Cannapedia Encyclopedia of cannabis strains


In North America, the term skunk is used to denote typical cannabis scent, whereas in Europe it is primarily a slang word covering all cannabis varieties with high THC content, or, in other words, the “strongest” one when it comes to psychoactive effects.

The original Skunk#1 variety is a legendary product of the Dutch Passion seedbank. It is a star of the 1970s that has gone through many transformations, but it is still highly popular in the world of cannabis today.


Does skunk equal a lot of THC?

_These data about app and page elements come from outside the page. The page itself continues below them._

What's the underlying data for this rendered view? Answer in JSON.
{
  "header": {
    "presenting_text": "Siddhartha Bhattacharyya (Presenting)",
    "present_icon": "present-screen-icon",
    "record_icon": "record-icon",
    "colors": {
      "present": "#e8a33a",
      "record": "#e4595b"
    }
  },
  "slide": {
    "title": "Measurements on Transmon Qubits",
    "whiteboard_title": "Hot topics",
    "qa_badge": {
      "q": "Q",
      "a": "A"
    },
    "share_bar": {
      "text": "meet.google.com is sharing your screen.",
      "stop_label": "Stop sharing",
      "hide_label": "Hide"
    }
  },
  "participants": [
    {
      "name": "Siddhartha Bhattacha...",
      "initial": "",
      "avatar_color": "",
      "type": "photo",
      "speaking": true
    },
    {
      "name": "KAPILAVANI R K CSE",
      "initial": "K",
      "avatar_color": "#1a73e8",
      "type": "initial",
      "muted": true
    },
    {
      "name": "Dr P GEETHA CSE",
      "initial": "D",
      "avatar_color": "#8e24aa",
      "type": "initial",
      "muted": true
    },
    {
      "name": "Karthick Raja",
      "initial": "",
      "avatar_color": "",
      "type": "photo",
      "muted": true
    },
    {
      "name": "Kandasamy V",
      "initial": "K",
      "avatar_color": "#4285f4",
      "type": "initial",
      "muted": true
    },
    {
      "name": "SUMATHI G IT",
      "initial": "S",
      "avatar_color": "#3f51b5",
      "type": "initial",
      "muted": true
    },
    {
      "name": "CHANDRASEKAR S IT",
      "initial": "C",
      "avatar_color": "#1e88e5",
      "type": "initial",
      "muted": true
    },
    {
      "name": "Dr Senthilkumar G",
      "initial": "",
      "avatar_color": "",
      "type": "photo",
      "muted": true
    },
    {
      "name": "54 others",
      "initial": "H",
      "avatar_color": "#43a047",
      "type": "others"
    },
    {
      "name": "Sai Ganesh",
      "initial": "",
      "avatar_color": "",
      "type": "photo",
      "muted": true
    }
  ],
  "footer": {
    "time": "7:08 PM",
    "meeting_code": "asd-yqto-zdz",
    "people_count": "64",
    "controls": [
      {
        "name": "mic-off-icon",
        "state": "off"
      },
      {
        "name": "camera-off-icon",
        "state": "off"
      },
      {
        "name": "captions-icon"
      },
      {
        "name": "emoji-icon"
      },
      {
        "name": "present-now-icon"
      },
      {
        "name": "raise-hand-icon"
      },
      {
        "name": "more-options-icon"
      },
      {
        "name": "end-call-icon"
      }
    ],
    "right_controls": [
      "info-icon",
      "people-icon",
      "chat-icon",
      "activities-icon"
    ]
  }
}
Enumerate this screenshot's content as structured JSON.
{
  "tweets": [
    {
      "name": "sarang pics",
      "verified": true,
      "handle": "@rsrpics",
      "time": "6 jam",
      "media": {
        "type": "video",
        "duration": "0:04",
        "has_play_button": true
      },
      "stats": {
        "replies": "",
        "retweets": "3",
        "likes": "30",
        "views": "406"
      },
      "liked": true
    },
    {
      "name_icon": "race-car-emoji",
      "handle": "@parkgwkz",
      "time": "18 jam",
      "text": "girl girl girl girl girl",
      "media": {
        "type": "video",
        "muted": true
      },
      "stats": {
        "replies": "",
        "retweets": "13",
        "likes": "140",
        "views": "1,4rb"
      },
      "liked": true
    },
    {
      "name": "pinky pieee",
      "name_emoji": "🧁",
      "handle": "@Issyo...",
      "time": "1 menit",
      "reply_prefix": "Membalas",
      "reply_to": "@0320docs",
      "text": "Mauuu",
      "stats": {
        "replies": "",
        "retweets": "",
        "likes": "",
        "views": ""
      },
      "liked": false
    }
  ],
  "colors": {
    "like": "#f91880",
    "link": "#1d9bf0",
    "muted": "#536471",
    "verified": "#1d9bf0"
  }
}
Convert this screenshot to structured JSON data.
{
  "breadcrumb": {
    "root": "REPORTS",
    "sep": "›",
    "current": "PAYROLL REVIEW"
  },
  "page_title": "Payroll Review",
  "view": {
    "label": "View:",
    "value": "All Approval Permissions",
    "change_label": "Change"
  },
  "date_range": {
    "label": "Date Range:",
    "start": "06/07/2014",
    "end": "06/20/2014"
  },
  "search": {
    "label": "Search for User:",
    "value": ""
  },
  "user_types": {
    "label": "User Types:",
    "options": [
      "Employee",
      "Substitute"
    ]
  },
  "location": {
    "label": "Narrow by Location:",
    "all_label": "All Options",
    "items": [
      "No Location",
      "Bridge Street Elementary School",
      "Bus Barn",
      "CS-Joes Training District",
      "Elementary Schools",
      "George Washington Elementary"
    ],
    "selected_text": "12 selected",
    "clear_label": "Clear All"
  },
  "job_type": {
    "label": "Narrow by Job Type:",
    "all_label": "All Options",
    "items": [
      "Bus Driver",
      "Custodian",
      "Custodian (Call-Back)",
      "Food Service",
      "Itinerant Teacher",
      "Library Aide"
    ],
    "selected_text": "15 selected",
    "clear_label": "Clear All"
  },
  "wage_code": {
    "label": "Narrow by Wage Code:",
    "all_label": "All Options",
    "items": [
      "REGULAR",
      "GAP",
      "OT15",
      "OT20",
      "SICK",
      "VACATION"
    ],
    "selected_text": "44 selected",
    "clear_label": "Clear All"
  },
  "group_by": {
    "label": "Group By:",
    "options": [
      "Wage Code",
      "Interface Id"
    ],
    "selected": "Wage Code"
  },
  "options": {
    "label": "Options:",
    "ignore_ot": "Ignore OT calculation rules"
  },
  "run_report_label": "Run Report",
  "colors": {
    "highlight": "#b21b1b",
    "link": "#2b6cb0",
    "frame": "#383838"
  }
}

But what is the reason behind the different meanings of the name itself in the cannabis subcultures of America and Europe? How come that the word “skunk” evokes odor and aroma in Americans and strength and potency in Europeans? It is a result of a lack of information, especially when it comes to genetics and the true origin of cannabis strains.

In the Netherlands, and later in the US as well, skunk was the word used when somebody smelled a strong scent of high quality cannabis. However, other European nations and cannabis user have never stopped associating this term with the ability of a particular strain to make a person very “high”. Skunk therefore entered the street vocabulary in Europe and became the most common popular culture term for any strain with higher THC content.


The Skunk#1 strain

The Skunk#1 variety was stabilized already in the 1970s and has been sold by the Dutch Passion seedbank since 1978. Skunk#1 is one of the most consistent and most predictable strains that can be grown today.

Genetic properties of this strain became popular among breeders and producers across the globe, and they began using it for crossbreeding on a large scale. That is why currently existing seedbanks sell dozens of “skunk-something” strains. The Dutch Passion company itself, however, has taken great care to use the name “skunk” only for strains that are “true” and are descended from the original Skunk#1.